So, early on it looked as if the stock market would continue on its merry way as traders awaited this morning's headline economic issuance for the month, the Labor Department's report on employment growth and the unemployment rate (see below). And, as if on cue the market did head nicely higher, initially, to the tune of another 83 points in the Dow Jones Industrial Average, which led to yet another all-time intraday record. The Standard & Poor's 500 Index followed suit, advancing further above the psychologically important 2,000 mark. The NASDAQ and the small- and mid-cap indexes joined the party, while there were many more stocks up than down as we headed into the midday hour.     

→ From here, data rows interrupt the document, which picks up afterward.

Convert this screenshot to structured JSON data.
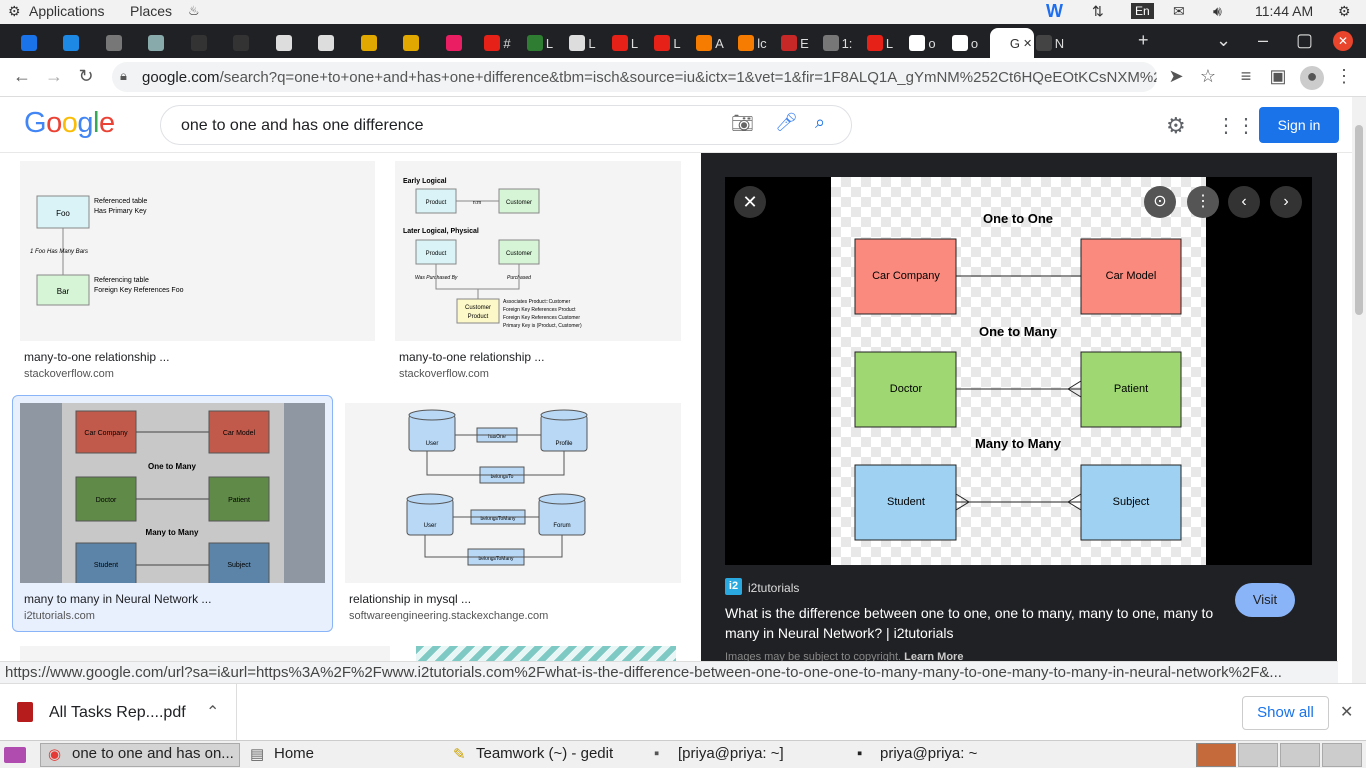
{
  "system": {
    "applications": "Applications",
    "places": "Places",
    "lang": "En",
    "time": "11:44 AM"
  },
  "tabs": [
    {
      "label": "",
      "color": "#1a73e8",
      "icon": "k-icon"
    },
    {
      "label": "",
      "color": "#1e88e5",
      "icon": "s-icon"
    },
    {
      "label": "",
      "color": "#777",
      "icon": "globe-icon"
    },
    {
      "label": "",
      "color": "#8aa",
      "icon": "shield-icon"
    },
    {
      "label": "",
      "color": "#333",
      "icon": "owl-icon"
    },
    {
      "label": "",
      "color": "#333",
      "icon": "github-icon"
    },
    {
      "label": "",
      "color": "#ddd",
      "icon": "dev-icon"
    },
    {
      "label": "",
      "color": "#ddd",
      "icon": "dev-icon"
    },
    {
      "label": "",
      "color": "#e0a800",
      "icon": "d-icon"
    },
    {
      "label": "",
      "color": "#e0a800",
      "icon": "d-icon"
    },
    {
      "label": "",
      "color": "#e91e63",
      "icon": "robot-icon"
    },
    {
      "label": "#",
      "color": "#e62117",
      "icon": "youtube-icon"
    },
    {
      "label": "L",
      "color": "#2e7d32",
      "icon": "ns-icon"
    },
    {
      "label": "L",
      "color": "#ddd",
      "icon": "dev-icon"
    },
    {
      "label": "L",
      "color": "#e62117",
      "icon": "youtube-icon"
    },
    {
      "label": "L",
      "color": "#e62117",
      "icon": "youtube-icon"
    },
    {
      "label": "A",
      "color": "#f57c00",
      "icon": "xampp-icon"
    },
    {
      "label": "lc",
      "color": "#f57c00",
      "icon": "cone-icon"
    },
    {
      "label": "E",
      "color": "#c62828",
      "icon": "laravel-icon"
    },
    {
      "label": "1:",
      "color": "#777",
      "icon": "circle-icon"
    },
    {
      "label": "L",
      "color": "#e62117",
      "icon": "youtube-icon"
    },
    {
      "label": "o",
      "color": "#fff",
      "icon": "google-icon"
    },
    {
      "label": "o",
      "color": "#fff",
      "icon": "google-icon"
    },
    {
      "label": "G",
      "color": "#fff",
      "icon": "google-icon"
    },
    {
      "label": "N",
      "color": "#444",
      "icon": "circle-icon"
    }
  ],
  "address": {
    "url_domain": "google.com",
    "url_rest": "/search?q=one+to+one+and+has+one+difference&tbm=isch&source=iu&ictx=1&vet=1&fir=1F8ALQ1A_gYmNM%252Ct6HQeEOtKCsNXM%252C_..."
  },
  "google": {
    "logo": "Google",
    "query": "one to one and has one difference",
    "signin": "Sign in"
  },
  "results": [
    {
      "title": "many-to-one relationship ...",
      "source": "stackoverflow.com"
    },
    {
      "title": "many-to-one relationship ...",
      "source": "stackoverflow.com"
    },
    {
      "title": "many to many in Neural Network ...",
      "source": "i2tutorials.com"
    },
    {
      "title": "relationship in mysql ...",
      "source": "softwareengineering.stackexchange.com"
    }
  ],
  "thumb1": {
    "foo": "Foo",
    "bar": "Bar",
    "ref1": "Referenced table",
    "ref2": "Has Primary Key",
    "mid": "1 Foo Has Many Bars",
    "fk1": "Referencing table",
    "fk2": "Foreign Key References Foo"
  },
  "thumb2": {
    "early": "Early Logical",
    "later": "Later Logical, Physical",
    "product": "Product",
    "customer": "Customer",
    "nm": "n:m",
    "wp": "Was Purchased By",
    "pu": "Purchased",
    "cp1": "Customer",
    "cp2": "Product",
    "a1": "Associates Product::Customer",
    "a2": "Foreign Key References Product",
    "a3": "Foreign Key References Customer",
    "a4": "Primary Key is (Product, Customer)"
  },
  "thumb3": {
    "cc": "Car Company",
    "cm": "Car Model",
    "otm": "One to Many",
    "doc": "Doctor",
    "pat": "Patient",
    "mtm": "Many to Many",
    "stu": "Student",
    "sub": "Subject"
  },
  "thumb4": {
    "user": "User",
    "hasone": "hasOne",
    "profile": "Profile",
    "belongs": "belongsTo",
    "user2": "User",
    "btm": "belongsToMany",
    "forum": "Forum",
    "btm2": "belongsToMany"
  },
  "preview": {
    "oto": "One to One",
    "car_company": "Car Company",
    "car_model": "Car Model",
    "otm": "One to Many",
    "doctor": "Doctor",
    "patient": "Patient",
    "mtm": "Many to Many",
    "student": "Student",
    "subject": "Subject",
    "site": "i2tutorials",
    "site_logo": "i2",
    "title": "What is the difference between one to one, one to many, many to one, many to many in Neural Network? | i2tutorials",
    "visit": "Visit",
    "copyright": "Images may be subject to copyright.",
    "learn_more": "Learn More"
  },
  "status_url": "https://www.google.com/url?sa=i&url=https%3A%2F%2Fwww.i2tutorials.com%2Fwhat-is-the-difference-between-one-to-one-one-to-many-many-to-one-many-to-many-in-neural-network%2F&...",
  "download": {
    "file": "All Tasks Rep....pdf",
    "show_all": "Show all"
  },
  "taskbar": [
    {
      "label": "one to one and has on..."
    },
    {
      "label": "Home"
    },
    {
      "label": "Teamwork (~) - gedit"
    },
    {
      "label": "[priya@priya: ~]"
    },
    {
      "label": "priya@priya: ~"
    }
  ]
}
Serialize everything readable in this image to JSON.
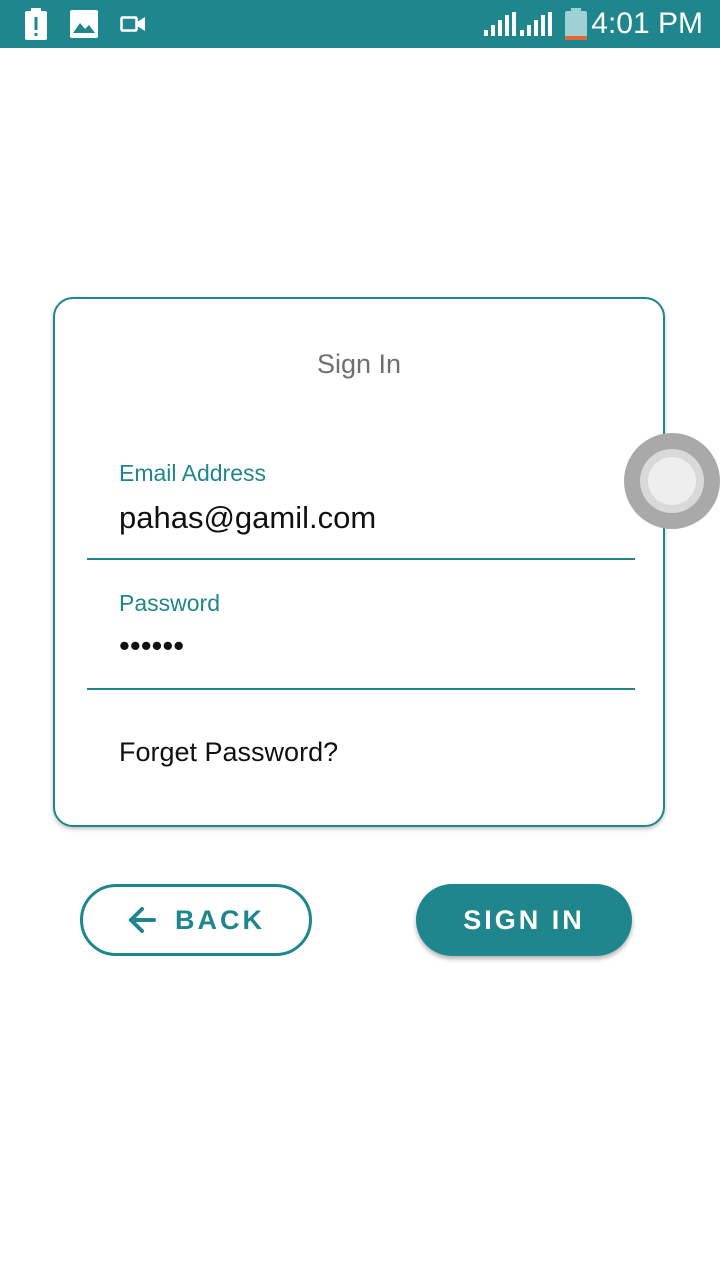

However, the bulls could not keep things going their way all day, and by mid-afternoon, some caution had entered the collective minds of Wall Street's traders and some red arrows began to appear, including on the Dow, the S&P 500 Index, and the NASDAQ. The smaller indexes also headed into the loss column, and as we neared the final hour of the session, a notable selloff appeared to be in the offing. And, in fact, stocks did wilt somewhat further as that final trading hour evolved, although there was no rush to the exits at any point.    

At its worst levels of the day, meantime, the Dow was off by just under 50 points, for a peak-to-trough swing of some 130 points. The S&P 500 Index was lower by eight points at its nadir, falling to 1,992. And the NASDAQ was down by some 20 points. However, these moderate losses were pared going into the close and by the time trading wound up the Dow was off just nine points and the NASDAQ was down 10 points. Reflecting this late weakness, declining stocks led winning issues by some two to one on the NYSE, but by a less-damaging eight-to-five ratio on the NASDAQ. Among the 10 major groups, most were lower, with notable weakness in the energy stocks, the healthcare issues, and the basic materials equities. It would appear that some plain old profit taking, fatigue after a long bullish run, and angst ahead of the all-important payroll report were behind the market's late, albeit modest, selloff yesterday afternoon.

Now as we look ahead to today's action, we see that stocks were generally in the loss column in Asia overnight, while they are heading down that same path so far this morning in Europe, weighed down earlier by concerns about the U.S. employment data and by worries about the still-dangerous situation in Ukraine, where fighting between Ukrainians and pro-Russian separatists
was continuing.

Meanwhile, in data released within the past few minutes, the U.S. Labor Department has reported that the nation added just 142,000 jobs in the latest month, while the August unemployment rate fell from 6.2% to 6.1%, which had been expected. As for the non-farm payroll survey, the latest employment increase was dramatically below the forecast gain of 225,000. Private-sector payrolls rose by just 134,000. All in all, this was a disquieting report from an economic growth standpoint, but the futures, off sharply going into the report, pared that shortfall somewhat initially, and now have edged into the plus column, as the pressure on the Federal Reserve to raise interest rates may now be less.   - Harvey S. Katz

At the time of this article’s writing, the author did not have positions in any of the companies mentioned.